## What the task requires
Some lines in the listing below may include the string "Nonsense". How many are there? Give only the number.

## Input for this task
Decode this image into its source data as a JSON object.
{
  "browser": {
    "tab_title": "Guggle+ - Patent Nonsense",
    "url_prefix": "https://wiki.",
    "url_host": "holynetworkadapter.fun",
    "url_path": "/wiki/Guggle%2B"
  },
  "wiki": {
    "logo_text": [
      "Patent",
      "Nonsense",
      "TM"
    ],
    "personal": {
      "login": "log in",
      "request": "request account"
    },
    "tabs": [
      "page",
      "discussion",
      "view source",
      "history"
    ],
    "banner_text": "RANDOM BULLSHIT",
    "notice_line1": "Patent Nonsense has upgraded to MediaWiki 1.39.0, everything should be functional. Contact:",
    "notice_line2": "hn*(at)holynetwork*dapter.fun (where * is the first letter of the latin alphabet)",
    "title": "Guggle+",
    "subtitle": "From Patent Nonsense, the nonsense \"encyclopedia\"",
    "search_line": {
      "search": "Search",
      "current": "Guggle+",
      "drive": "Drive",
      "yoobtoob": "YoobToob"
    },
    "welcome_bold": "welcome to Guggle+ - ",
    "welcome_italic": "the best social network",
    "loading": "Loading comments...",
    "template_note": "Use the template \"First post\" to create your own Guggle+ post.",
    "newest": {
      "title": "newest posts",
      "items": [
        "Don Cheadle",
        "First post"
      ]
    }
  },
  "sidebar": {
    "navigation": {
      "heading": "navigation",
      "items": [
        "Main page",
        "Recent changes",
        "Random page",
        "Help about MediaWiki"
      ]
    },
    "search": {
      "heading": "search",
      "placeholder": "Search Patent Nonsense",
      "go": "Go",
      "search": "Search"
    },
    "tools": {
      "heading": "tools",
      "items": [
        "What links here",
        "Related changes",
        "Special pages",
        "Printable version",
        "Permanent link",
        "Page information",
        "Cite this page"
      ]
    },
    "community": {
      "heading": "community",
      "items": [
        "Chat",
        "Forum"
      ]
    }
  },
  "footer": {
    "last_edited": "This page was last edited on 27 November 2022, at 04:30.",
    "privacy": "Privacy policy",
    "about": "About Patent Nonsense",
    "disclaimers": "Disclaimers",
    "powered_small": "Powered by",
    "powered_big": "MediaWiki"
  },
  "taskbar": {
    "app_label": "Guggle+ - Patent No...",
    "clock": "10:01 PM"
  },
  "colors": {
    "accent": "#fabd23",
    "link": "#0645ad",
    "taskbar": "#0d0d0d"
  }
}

## Task response
6